Creative Ways to Enhance Your Dish with Egg Wash: From Fun Designs to Flavorful Variations.
Creative Ways to Enhance Your Dish with Egg Wash: From Fun Designs to Flavorful Variations
Eggs have been a staple in many culinary preparations throughout history. From simple breakfast dishes to complex pastries, eggs have proved their versatility in adding richness, color, and texture. One popular technique to enhance the appearance and taste of various dishes is the use of egg wash. Typically consisting of beaten eggs, egg wash can elevate your culinary creations to a whole new level. In this article, we will explore creative ways to use egg wash to add fun designs and flavorful variations to your dishes.
First, let’s dive into the basics of egg wash. Egg wash is a mixture of beaten eggs, usually combined with a small amount of liquid, such as water, milk, or cream. It is applied to baked goods or other dishes before baking or sometimes after cooking to add a glossy finish and enhance their appearance. Additionally, egg wash helps to create a beautiful golden crust and acts as an adhesive for toppings like seeds or grated cheese.
Now, let’s explore some fun designs you can create using egg wash. One simple but exciting technique is to create a washboard or lattice pattern on pie crusts. After rolling out the dough, cut thin strips with a sharp knife or use a pizza cutter. Then, carefully arrange the strips in a woven pattern, gently pressing them into the edges to adhere. Finally, brush the entire crust with egg wash, allowing it to bake into a stunning golden lattice pattern.
For a more whimsical touch, consider painting designs with colored egg wash. Simply divide the beaten eggs into separate bowls and add a few drops of food coloring to each bowl. With a small paintbrush or even a clean makeup brush, paint the surface of your baked goods with different colors or create intricate designs. This technique is particularly great for seasonal holidays, like Easter or Christmas, as you can create festive designs tailored to the occasion.

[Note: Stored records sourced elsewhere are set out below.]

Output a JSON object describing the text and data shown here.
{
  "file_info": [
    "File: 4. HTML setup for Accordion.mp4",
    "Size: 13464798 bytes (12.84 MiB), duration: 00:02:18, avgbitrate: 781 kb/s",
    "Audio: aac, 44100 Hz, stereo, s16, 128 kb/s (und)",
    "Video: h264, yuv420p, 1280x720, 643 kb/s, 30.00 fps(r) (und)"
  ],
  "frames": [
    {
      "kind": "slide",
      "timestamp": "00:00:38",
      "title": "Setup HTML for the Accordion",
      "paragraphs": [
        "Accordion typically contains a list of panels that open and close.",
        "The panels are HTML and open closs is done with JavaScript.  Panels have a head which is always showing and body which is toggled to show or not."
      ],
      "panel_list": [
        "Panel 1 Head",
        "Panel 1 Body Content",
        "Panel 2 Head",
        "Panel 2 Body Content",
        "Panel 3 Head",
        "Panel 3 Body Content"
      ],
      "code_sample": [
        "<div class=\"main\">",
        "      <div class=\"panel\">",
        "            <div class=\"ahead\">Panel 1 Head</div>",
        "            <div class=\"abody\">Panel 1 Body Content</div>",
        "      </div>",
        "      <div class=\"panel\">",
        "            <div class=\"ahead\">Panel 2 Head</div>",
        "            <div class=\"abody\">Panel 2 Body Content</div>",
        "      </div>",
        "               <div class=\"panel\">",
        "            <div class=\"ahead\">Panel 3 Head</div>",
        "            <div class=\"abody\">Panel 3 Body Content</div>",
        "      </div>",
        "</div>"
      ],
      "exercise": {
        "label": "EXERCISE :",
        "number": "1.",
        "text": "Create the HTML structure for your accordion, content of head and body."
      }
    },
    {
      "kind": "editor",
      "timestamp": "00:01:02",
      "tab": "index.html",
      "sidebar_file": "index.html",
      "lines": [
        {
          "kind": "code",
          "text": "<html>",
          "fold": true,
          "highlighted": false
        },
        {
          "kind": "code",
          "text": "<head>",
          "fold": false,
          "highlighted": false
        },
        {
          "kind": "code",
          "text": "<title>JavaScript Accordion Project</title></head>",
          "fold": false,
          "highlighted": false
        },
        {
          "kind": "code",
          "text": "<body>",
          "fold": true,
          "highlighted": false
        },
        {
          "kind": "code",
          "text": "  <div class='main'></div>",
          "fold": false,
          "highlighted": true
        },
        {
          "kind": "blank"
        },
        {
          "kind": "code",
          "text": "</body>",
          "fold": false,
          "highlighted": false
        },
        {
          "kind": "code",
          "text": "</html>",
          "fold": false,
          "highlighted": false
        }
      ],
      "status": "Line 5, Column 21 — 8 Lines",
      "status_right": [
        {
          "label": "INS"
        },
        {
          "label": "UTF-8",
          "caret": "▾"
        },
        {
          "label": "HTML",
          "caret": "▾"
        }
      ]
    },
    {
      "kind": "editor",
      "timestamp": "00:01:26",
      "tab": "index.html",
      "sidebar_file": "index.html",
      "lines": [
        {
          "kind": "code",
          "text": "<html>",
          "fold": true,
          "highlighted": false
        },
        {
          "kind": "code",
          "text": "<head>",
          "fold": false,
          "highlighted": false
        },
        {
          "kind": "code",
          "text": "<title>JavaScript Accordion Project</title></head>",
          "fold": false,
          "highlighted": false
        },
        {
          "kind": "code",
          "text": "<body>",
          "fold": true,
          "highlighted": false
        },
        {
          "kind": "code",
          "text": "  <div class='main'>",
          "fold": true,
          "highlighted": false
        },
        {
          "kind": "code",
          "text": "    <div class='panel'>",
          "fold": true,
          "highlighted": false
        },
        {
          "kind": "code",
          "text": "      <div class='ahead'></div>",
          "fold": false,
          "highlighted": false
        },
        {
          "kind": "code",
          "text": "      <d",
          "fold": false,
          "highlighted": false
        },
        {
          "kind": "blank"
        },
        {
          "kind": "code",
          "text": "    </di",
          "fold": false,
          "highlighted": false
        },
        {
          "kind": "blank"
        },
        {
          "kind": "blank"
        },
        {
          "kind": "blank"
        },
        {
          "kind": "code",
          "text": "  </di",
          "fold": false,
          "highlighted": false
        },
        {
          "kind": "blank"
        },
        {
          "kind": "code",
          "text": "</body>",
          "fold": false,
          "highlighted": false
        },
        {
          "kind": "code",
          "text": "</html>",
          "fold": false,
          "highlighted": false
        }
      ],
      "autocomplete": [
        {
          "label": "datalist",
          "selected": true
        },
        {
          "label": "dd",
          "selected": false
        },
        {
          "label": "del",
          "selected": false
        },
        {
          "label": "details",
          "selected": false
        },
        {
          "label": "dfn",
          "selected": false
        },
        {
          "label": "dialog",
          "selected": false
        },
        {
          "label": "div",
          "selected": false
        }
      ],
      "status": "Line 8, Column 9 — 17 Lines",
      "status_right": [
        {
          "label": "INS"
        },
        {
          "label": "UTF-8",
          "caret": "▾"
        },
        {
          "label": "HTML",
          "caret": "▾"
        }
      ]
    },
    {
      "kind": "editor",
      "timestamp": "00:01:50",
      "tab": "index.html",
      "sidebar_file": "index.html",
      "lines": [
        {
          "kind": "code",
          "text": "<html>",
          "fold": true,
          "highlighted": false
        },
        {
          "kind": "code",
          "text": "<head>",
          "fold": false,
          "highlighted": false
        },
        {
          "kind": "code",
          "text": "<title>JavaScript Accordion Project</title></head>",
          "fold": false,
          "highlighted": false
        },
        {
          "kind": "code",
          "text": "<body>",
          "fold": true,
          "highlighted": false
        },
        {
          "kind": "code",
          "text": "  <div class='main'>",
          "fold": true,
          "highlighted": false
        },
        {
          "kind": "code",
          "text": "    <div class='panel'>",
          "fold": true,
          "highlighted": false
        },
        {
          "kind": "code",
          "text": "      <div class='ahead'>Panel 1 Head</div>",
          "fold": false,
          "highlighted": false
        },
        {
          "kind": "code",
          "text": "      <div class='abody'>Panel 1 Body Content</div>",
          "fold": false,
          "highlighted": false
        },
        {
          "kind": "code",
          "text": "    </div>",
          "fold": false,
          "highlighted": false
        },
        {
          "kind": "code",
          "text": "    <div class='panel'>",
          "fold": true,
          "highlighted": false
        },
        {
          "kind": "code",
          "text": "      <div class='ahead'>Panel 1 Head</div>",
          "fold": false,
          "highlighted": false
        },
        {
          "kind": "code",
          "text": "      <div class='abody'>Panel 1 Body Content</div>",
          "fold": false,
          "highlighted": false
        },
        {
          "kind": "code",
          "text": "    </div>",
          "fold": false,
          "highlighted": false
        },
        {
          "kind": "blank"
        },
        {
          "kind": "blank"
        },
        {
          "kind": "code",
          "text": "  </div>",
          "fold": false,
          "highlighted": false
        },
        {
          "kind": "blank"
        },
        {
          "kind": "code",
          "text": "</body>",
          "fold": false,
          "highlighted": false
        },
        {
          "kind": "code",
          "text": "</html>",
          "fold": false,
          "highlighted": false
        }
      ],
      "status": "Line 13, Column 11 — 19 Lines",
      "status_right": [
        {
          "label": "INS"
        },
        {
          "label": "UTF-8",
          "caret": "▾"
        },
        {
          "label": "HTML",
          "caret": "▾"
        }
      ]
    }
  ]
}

Now, let’s move on to adding flavorful variations to your dishes with egg wash. One popular method is to incorporate herbs and spices into the mixture. For example, you can add a pinch of dried oregano, basil, or thyme to your egg wash for a savory twist. This works particularly well with breaded or battered dishes, such as chicken cutlets or onion rings, where the spices infuse the crust with a burst of aromatic flavors. Experimenting with different herbs and spices will allow you to discover unique combinations that suit your personal taste preferences.
Another flavorful variation of egg wash involves the addition of citrus zest. By incorporating the zest of lemons, oranges, or limes into the beaten eggs, you can infuse your dishes with a refreshing and tangy aroma. This technique works wonders for baked goods like scones, muffins, or quick breads, as it adds a subtle brightness to the crust while complementing the flavors of the base ingredients.
Lastly, let’s not forget about the sweet side of egg wash. To create a delectable dessert, consider brushing your pastries or breads with a sweetened egg wash. Simply whisk together beaten eggs with a small amount of sugar, honey, or maple syrup. The sugar in the egg wash caramelizes beautifully during baking, resulting in a gorgeous golden hue and a slightly sweet crust. This technique is perfect for enhancing the flavor profile of items like cinnamon rolls, Danish pastries, or croissants.
In conclusion, egg wash provides an excellent opportunity to elevate the appearance and taste of your culinary creations. Whether you choose to experiment with fun designs or flavorful variations, egg wash offers a versatile and accessible technique to bring your dishes to life. So don’t hesitate to get creative in the kitchen and let your imagination run wild with these ideas.